Vera Claythorne couldn't help feeling that this situation was familiar. She shrugged off the feeling and stared at the bright, joyous child bouncing on his feet before her. Her eyes were drawn to a rock far off shore, and, in a daze, she pointed at it.
Miss Vera Hamilton. She thought. Miss Vera Hamilton.
"Alright Cyril. You can swim to that rock and back. Is that okay with you?"
Miss Vera Hamilton. It sounds perfect.
"Yippee!" And off he ran.
Still quite dazed, Vera Claythorne watched as the boy swam halfway to the rock. She watched as he stopped swimming. She watched as he called for help. And she watched as he sank.
And then she went to sleep.
There was a most terrible problem with perfect Miss Vera Claythorne.
Her dear Mr Hugo didn't want to marry her anymore. Something about his nephew, little Cyril Hamilton and that unfortunate incident where he drowned at the beach.
It wasn't her fault. Not her fault at all. It was just a terrible, terrible accident.
Miss Vera Hamilton. If she couldn't have that, it wouldn't be perfect. Not quite conscious of what she was doing, she began to write a letter. Long, elaborate, incriminating. There was evidence, too. Then she walked up to her dear Mr Hugo and showed him. She watched as his face fell. She watched as his eyes slowly rose to meet hers. And then she told him her conditions.
Miss Vera Claythorne received a letter one day, inviting her to a leisurely night on an island, without her husband. The letter was addressed to Vera Claythorne, not Vera Hamilton and didn't mention him whatsoever, so she took it as an invite just for her.
She set aside a note for her dear husband and left in perfect silence.
Miss Vera Claythorne was nothing short of immaculate.
But she'd just left her perfect life behind to go to this perfect (she hopes) little island.
She meets quite a strange collection of people. And then the storm hits and simply terrible things start happening.
Not to mention that horrid record saying she did such a dreadful thing.
It had all gone so wrong. What had happened?
Miss Vera Claythorne was the epitome of perfection.
Her hair is a mess.
Her clothes are dripping wet.
And now she has blood on her hands.
Dr Armstrong's body lies dead on the shore and Lombard, shot through the heart, lies not much further away.
Exhausted, Miss Vera Claythorne wearily makes her way to her room, dropping the gun she'd pick pocketed from Lombard on the dining table.
She enters her room to find a fascinating piece of rope hanging from the ceiling. A chair sat directly beneath it and a little figurine was sitting on her windowsill, all by its lonesome.
"Now how did you get here?" She wonders aloud.
And the last bit of the rhyme comes back to her:
One little Soldier boy left all alone;
He went out and hanged himself and then there were none.
She was standing on the chair and before she knew it, she'd slipped her neck through the noose.
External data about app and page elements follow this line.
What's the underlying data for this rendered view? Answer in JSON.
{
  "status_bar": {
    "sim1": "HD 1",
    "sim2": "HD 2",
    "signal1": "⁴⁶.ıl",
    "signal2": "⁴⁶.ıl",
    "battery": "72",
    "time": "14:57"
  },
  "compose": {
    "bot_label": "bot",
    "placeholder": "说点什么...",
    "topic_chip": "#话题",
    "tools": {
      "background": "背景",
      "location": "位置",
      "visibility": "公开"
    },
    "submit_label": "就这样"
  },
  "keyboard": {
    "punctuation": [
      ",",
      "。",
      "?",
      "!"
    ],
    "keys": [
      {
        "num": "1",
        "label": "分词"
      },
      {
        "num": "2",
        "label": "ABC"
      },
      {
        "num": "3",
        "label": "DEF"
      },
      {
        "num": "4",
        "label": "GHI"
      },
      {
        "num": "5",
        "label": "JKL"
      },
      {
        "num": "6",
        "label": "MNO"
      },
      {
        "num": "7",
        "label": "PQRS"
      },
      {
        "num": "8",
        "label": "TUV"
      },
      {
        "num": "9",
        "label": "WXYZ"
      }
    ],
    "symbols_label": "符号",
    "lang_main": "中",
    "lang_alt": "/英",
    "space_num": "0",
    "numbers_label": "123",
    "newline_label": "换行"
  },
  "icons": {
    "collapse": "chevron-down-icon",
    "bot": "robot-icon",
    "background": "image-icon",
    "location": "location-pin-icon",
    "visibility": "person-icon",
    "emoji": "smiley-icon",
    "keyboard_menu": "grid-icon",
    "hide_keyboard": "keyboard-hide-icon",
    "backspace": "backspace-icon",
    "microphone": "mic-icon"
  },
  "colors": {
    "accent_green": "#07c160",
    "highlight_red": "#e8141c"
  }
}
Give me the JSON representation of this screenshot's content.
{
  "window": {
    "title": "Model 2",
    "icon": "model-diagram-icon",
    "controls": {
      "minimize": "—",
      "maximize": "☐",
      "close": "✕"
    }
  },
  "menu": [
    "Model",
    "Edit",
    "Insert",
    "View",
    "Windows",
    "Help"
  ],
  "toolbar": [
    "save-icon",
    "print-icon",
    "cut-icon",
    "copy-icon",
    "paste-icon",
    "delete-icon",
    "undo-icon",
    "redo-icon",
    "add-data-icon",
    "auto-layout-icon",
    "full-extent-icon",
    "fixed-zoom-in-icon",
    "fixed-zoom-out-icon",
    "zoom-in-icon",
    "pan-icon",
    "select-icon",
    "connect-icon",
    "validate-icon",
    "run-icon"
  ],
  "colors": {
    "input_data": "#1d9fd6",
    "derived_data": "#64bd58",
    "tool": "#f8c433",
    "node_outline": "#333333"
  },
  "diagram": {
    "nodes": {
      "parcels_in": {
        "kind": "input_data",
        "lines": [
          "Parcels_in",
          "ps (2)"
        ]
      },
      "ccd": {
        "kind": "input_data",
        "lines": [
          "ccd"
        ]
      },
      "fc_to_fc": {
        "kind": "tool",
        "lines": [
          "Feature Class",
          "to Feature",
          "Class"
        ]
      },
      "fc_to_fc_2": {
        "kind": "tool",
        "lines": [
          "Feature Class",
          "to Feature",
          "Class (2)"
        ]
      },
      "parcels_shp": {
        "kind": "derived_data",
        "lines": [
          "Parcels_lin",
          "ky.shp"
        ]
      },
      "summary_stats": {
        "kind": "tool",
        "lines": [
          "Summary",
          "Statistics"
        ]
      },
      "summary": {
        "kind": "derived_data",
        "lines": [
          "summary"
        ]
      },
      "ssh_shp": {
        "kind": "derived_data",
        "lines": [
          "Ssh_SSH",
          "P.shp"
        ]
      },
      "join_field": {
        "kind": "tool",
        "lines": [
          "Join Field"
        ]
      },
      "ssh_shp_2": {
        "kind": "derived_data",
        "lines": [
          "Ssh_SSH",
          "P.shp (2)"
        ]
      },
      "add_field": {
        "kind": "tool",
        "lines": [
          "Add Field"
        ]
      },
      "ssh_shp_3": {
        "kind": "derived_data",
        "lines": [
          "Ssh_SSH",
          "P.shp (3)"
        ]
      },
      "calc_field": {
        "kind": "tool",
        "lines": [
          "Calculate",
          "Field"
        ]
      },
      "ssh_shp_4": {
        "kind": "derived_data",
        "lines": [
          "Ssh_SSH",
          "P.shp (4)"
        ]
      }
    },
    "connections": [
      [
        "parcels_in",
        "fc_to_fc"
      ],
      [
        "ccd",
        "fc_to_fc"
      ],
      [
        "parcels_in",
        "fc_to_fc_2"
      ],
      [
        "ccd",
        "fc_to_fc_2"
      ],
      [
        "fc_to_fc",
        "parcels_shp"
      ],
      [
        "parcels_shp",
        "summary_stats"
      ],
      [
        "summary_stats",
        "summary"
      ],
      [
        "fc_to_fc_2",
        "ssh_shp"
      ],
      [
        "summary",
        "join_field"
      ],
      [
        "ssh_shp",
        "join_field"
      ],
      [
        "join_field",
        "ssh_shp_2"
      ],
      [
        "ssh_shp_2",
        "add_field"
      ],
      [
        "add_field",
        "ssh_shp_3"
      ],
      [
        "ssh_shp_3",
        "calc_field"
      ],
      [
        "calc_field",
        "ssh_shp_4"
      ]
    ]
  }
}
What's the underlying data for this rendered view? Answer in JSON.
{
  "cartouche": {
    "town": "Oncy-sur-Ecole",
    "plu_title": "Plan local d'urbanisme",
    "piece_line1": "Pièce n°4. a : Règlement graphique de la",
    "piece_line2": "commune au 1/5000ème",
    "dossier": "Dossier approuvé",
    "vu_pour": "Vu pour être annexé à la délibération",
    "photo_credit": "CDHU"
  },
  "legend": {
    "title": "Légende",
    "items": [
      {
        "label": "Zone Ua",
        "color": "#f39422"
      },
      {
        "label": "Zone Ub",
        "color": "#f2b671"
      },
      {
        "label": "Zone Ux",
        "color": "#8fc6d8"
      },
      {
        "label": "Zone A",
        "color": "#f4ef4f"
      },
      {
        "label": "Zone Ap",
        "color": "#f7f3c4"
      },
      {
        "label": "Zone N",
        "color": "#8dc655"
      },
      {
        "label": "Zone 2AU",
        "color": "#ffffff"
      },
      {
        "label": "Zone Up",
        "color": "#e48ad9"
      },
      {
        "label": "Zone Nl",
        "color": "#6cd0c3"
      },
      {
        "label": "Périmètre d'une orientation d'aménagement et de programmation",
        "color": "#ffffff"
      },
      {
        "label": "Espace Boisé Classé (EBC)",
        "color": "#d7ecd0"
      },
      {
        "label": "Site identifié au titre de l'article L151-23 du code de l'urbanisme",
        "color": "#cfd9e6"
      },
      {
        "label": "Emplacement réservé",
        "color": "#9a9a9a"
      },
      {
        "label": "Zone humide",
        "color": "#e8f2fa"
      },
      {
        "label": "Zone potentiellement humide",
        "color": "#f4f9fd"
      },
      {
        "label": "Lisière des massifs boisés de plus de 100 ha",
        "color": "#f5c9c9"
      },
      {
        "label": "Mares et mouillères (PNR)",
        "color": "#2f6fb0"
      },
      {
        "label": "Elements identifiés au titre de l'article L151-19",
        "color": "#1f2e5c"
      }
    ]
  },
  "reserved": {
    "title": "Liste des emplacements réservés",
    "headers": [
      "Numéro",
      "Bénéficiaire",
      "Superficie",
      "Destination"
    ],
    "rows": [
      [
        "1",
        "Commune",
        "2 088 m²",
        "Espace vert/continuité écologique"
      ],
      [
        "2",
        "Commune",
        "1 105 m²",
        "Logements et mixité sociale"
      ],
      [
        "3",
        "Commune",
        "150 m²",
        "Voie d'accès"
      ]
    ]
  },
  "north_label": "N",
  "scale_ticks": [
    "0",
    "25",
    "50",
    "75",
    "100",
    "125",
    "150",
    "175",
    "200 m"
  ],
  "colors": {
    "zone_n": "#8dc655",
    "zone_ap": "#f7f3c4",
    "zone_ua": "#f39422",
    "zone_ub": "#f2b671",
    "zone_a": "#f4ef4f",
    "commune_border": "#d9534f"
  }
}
Always perfect, she was. Perfect, pristine, Miss Vera Claythorne.
It was with a smile that Vera Claythorne kicked away the chair. It was with a smile that she hung herself. And it was with a smile that she died.
After all, it made everything simply perfect.
A/N: So yeah. This is what I was doing while I was meant to be studying... ehehe... :)
A few things to make note of: I know Vera Claythorne wasn't psychotic or a perfectionist and I hope I didn't offend anyone who liked her character. As I said earlier, a tweaked with her past and personality a lot. And yes, I did notice that my version of Vera has the tendency to use the same adjectives. It's all about being consistent, I say.
For anyone confused about the bits and pieces I've left out (specifically the rhyme and murders): Read the book! It's a good book. No, it's a great book. :D
And c'mon guys! Review! Reviews make my day! Even the bad ones. No, seriously.